The surprise victory by Sadr’s political alliance Sairoon in a parliamentary election last week has put Washington into an awkward position. His Mehdi Army militia fought violent battles against U.S. troops after Saddam Hussein was toppled in 2003.
Despite their past enmity, Washington and Sadr, an Iraqi nationalist, agree on their opposition to Iran’s deep influence in Iraq, where it arms, trains and funds Shi’ite militias and nurtures close ties with many politicians.
Dhiaa al-Asadi, a top aide to the cleric, said U.S. officials had used intermediaries to initiate contact with members of his Sairoon alliance.
“They asked what the position of the Sadrist movement will be when they come to power. Are they going to reinvent or invoke the Mahdi Army or reemploy them? Are they going to attack American forces in Iraq,” he told Reuters.
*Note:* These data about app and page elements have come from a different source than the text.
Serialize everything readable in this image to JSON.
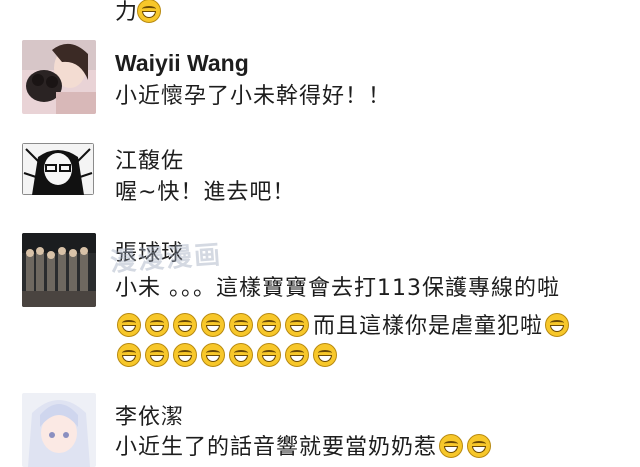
{
  "top_fragment": {
    "text": "力"
  },
  "comments": [
    {
      "name": "Waiyii Wang",
      "text": "小近懷孕了小未幹得好！！"
    },
    {
      "name": "江馥佐",
      "text": "喔~快！進去吧！"
    },
    {
      "name": "張球球",
      "line1": "小未 。。。這樣寶寶會去打113保護專線的啦",
      "line2": "而且這樣你是虐童犯啦"
    },
    {
      "name": "李依潔",
      "text": "小近生了的話音響就要當奶奶惹"
    }
  ],
  "watermark": {
    "text": "漫漫漫画"
  },
  "colors": {
    "emoji_fill": "#f7c72a",
    "text": "#1d1d1d"
  }
}
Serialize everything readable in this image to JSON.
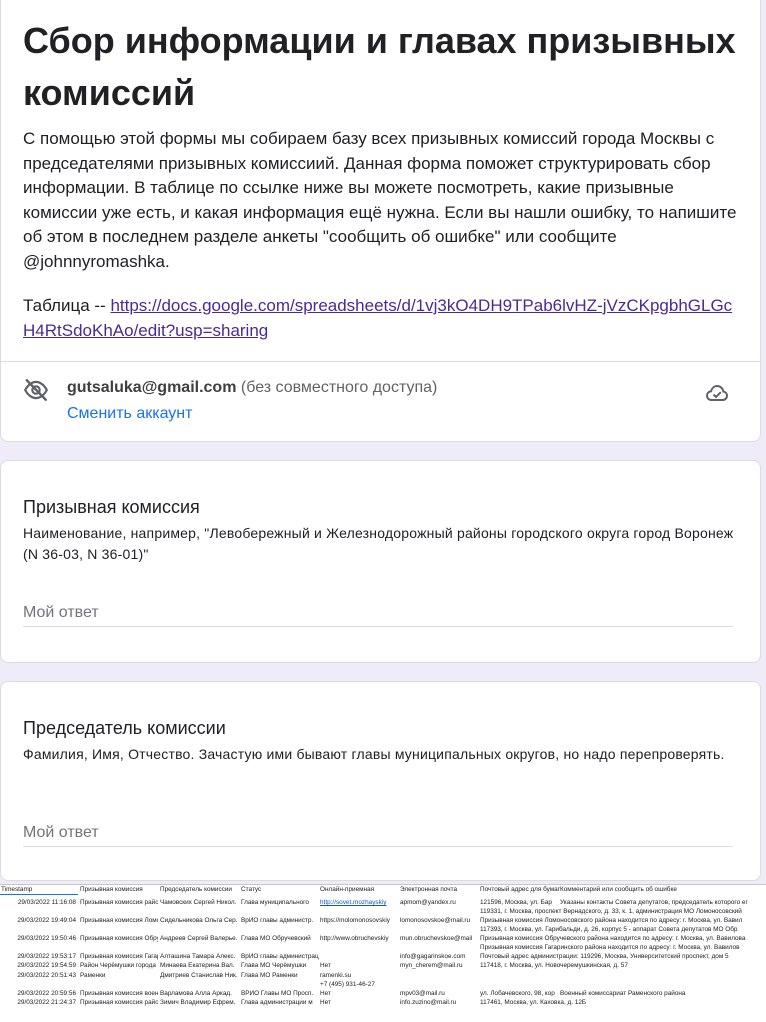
{
  "form": {
    "title": "Сбор информации и главах призывных комиссий",
    "description": [
      "С помощью этой формы мы собираем базу всех призывных комиссий города Москвы с председателями призывных комиссиий. Данная форма поможет структурировать сбор информации. В таблице по ссылке ниже вы можете посмотреть, какие призывные комиссии уже есть, и какая информация ещё нужна. Если вы нашли ошибку, то напишите об этом в последнем разделе анкеты \"сообщить об ошибке\" или сообщите @johnnyromashka."
    ],
    "table_prefix": "Таблица -- ",
    "table_link": "https://docs.google.com/spreadsheets/d/1vj3kO4DH9TPab6lvHZ-jVzCKpgbhGLGcH4RtSdoKhAo/edit?usp=sharing"
  },
  "account": {
    "email": "gutsaluka@gmail.com",
    "note": "(без совместного доступа)",
    "switch_label": "Сменить аккаунт",
    "icons": [
      "no-see-icon",
      "cloud-check-icon"
    ]
  },
  "questions": [
    {
      "title": "Призывная комиссия",
      "description": "Наименование, например, \"Левобережный и Железнодорожный районы городского округа город Воронеж (N 36-03, N 36-01)\"",
      "placeholder": "Мой ответ"
    },
    {
      "title": "Председатель комиссии",
      "description": "Фамилия, Имя, Отчество. Зачастую ими бывают главы муниципальных округов, но надо перепроверять.",
      "placeholder": "Мой ответ"
    }
  ],
  "sheet": {
    "headers": [
      "Timestamp",
      "Призывная комиссия",
      "Председатель комиссии",
      "Статус",
      "Онлайн-приемная",
      "Электронная почта",
      "Почтовый адрес для бумаг",
      "Комментарий или сообщить об ошибке"
    ],
    "rows": [
      {
        "timestamp": "29/03/2022 11:16:08",
        "commission": "Призывная комиссия района Можайский",
        "chairman": "Чамовских Сергей Никол.",
        "status": "Глава муниципального",
        "online": "http://sovet.mozhayskiy",
        "email": "apmom@yandex.ru",
        "address": "121596, Москва, ул. Бар",
        "comment": "Указаны контакты Совета депутатов, председатель которого ег"
      },
      {
        "timestamp": "",
        "commission": "",
        "chairman": "",
        "status": "",
        "online": "",
        "email": "",
        "address": "119331, г. Москва, проспект Вернадского, д. 33, к. 1, администрация МО Ломоносовский",
        "comment": ""
      },
      {
        "timestamp": "29/03/2022 19:49:04",
        "commission": "Призывная комиссия Ломоносовского",
        "chairman": "Сидельникова Ольга Сер.",
        "status": "ВрИО главы администр.",
        "online": "https://molomonosovskiy",
        "email": "lomonosovskoe@mail.ru",
        "address": "Призывная комиссия Ломоносовского района находится по адресу: г. Москва, ул. Вавил",
        "comment": ""
      },
      {
        "timestamp": "",
        "commission": "",
        "chairman": "",
        "status": "",
        "online": "",
        "email": "",
        "address": "117393, г. Москва, ул. Гарибальди, д. 26, корпус 5 - аппарат Совета депутатов МО Обр",
        "comment": ""
      },
      {
        "timestamp": "29/03/2022 19:50:46",
        "commission": "Призывная комиссия Обручевского",
        "chairman": "Андреев Сергей Валерье.",
        "status": "Глава МО Обручевский",
        "online": "http://www.obruchevskiy",
        "email": "mun.obruchevskoe@mail",
        "address": "Призывная комиссия Обручевского района находится по адресу: г. Москва, ул. Вавилова",
        "comment": ""
      },
      {
        "timestamp": "",
        "commission": "",
        "chairman": "",
        "status": "",
        "online": "",
        "email": "",
        "address": "Призывная комиссия Гагаринского района находится по адресу: г. Москва, ул. Вавилов",
        "comment": ""
      },
      {
        "timestamp": "29/03/2022 19:53:17",
        "commission": "Призывная комиссия Гагаринского",
        "chairman": "Алташина Тамара Алекс.",
        "status": "ВрИО главы администрации МО Гагаринский",
        "online": "",
        "email": "info@gagarinskoe.com",
        "address": "Почтовый адрес администрации: 119296, Москва, Университетский проспект, дом 5",
        "comment": ""
      },
      {
        "timestamp": "29/03/2022 19:54:59",
        "commission": "Район Черёмушки города Москвы",
        "chairman": "Минаева Екатерина Вал.",
        "status": "Глава МО Черёмушки",
        "online": "Нет",
        "email": "myn_cherem@mail.ru",
        "address": "117418, г. Москва, ул. Новочеремушкинская, д. 57",
        "comment": ""
      },
      {
        "timestamp": "29/03/2022 20:51:43",
        "commission": "Раменки",
        "chairman": "Дмитриев Станислав Ник.",
        "status": "Глава МО Раменки",
        "online": "ramenki.su",
        "email": "",
        "address": "",
        "comment": ""
      },
      {
        "timestamp": "",
        "commission": "",
        "chairman": "",
        "status": "",
        "online": "+7 (495) 931-46-27",
        "email": "",
        "address": "",
        "comment": ""
      },
      {
        "timestamp": "29/03/2022 20:59:56",
        "commission": "Призывная комиссия военного",
        "chairman": "Варламова Алла Аркад.",
        "status": "ВРИО Главы МО Просп.",
        "online": "Нет",
        "email": "mpv03@mail.ru",
        "address": "ул. Лобачевского, 98, кор",
        "comment": "Военный комиссариат Раменского района"
      },
      {
        "timestamp": "29/03/2022 21:24:37",
        "commission": "Призывная комиссия района",
        "chairman": "Зимич Владимир Ефрем.",
        "status": "Глава администрации м",
        "online": "Нет",
        "email": "info.zuzino@mail.ru",
        "address": "117461, Москва, ул. Каховка, д. 12Б",
        "comment": ""
      }
    ]
  }
}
But according to Asadi there was no question of another Mahdi Army, which Sadr said he disbanded in 2008.
“There’s no return to square one. We are not intending on having any military force other than the official military force, police forces and security forces,” Asadi said.
Sadr cannot be prime minister himself since he did not run in the election, but has been meeting the leaders of other blocs and setting conditions on his support for candidates for prime minister. He says he wants someone who rejects sectarianism, foreign interference and corruption in Iraq.
Sairoon’s success could turn out to be a setback for Tehran and a boon for the United States, which seems happy to forget its past gripes with Sadr.
“We remain open to meet and work with the government that is formed and given that Sairoon won the plurality of seats and they’ll certainly make up a part of this government,” said a U.S. official, who was speaking on condition of anonymity.
“The U.S. is eager and willing to meet with a variety of people who will be involved in the government and Sadr will be a player in that.”
The United States is believed to have some 7,000 troops in Iraq now, though the Pentagon has only acknowledged 5,200 troops. They are mostly training and advising Iraqi forces.
Sadr, long seen by Iraqi and U.S. officials as an unpredictable maverick, made his surprise comeback by tapping popular resentment towards Iran and anger the Tehran-backed political elite in Baghdad which some voters say is corrupt.
“His political views seem to vary, to put it kindly,” said another U.S. official involved in the effort to understand what Sadr is doing. “At this point, we don’t know what he really wants.”